New NJ Testing Program

K-12 Testing

New Jersey plans to use a “system of performance-based assessments” as part of its state accountability program. The new system will start in nine pilot districts in a few subjects. Over five years, it will expand to all schools and all the state Core Curriculum areas.


Each pilot district will develop three to four performance assessments for grades 3, 6 and high school, in language arts, math and science. Extensive professional development will be provided. “Trust but verify” teams will review a random sample of locally scored performance assessments to determine validity and consistency. The state will develop a proficiency level for each grade to be used across New Jersey.


As the program develops, interdisciplinary performance assessments will be explored for assessing student learning in all seven content areas. An independent contractor will evaluate the program. Performance assessments will be statewide by year five, with professional development provided. The initial pilot districts will explore using “a local anthology of approved performance assessments to aid in determining student proficiency.”

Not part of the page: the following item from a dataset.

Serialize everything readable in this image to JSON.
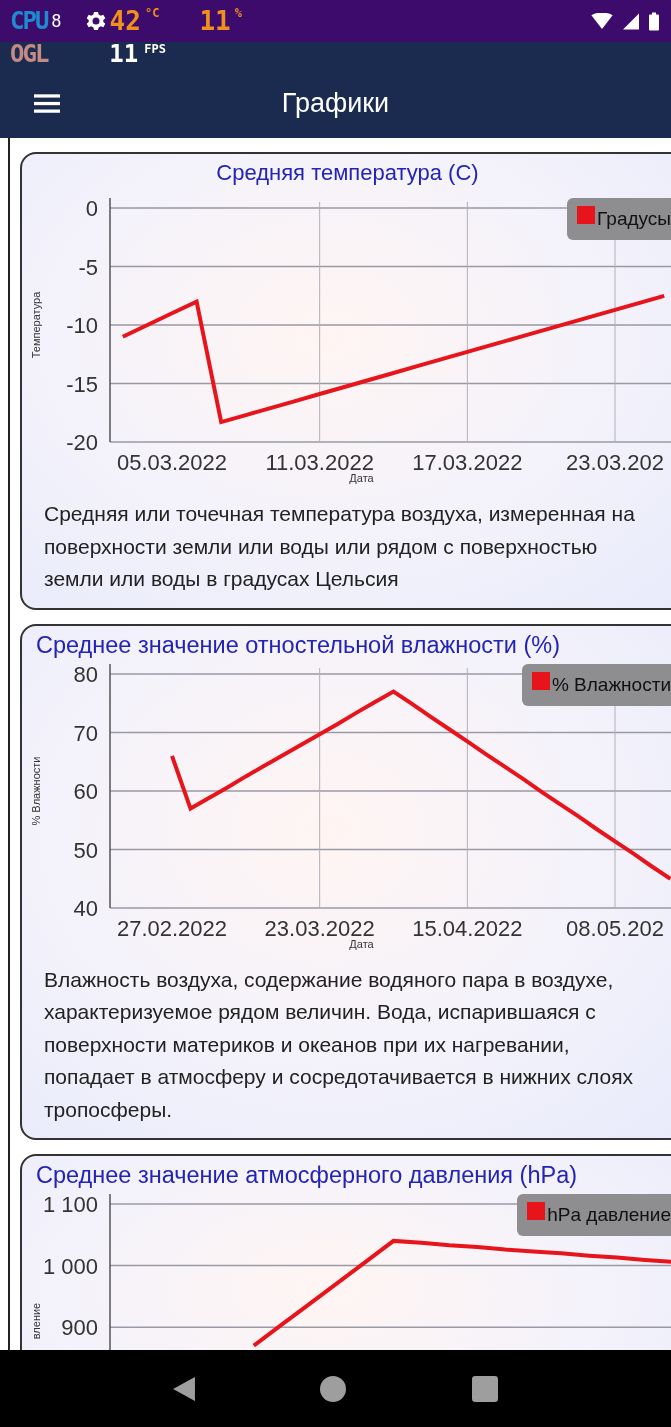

The plan has the backing of the state’s major education groups, united as the Coalition for Responsible Educational Assessment, Testing and Evaluation (CREATE) as well as the Business Coalition for Educational Excellence. Most state business groups have simply supported high-stakes standardized tests. The state is also developing new standardized tests.


New Jersey joins Nebraska, Maine and several other New England states in developing state assessment programs that are only partially based on standardized tests (see story, p. 15, and Examiner, Spring 2002). Among the still unanswered, key questions about this important development are how centralized New Jersey’s plan will be, the weight it will give standardized tests, the adequacy of professional development and other resources.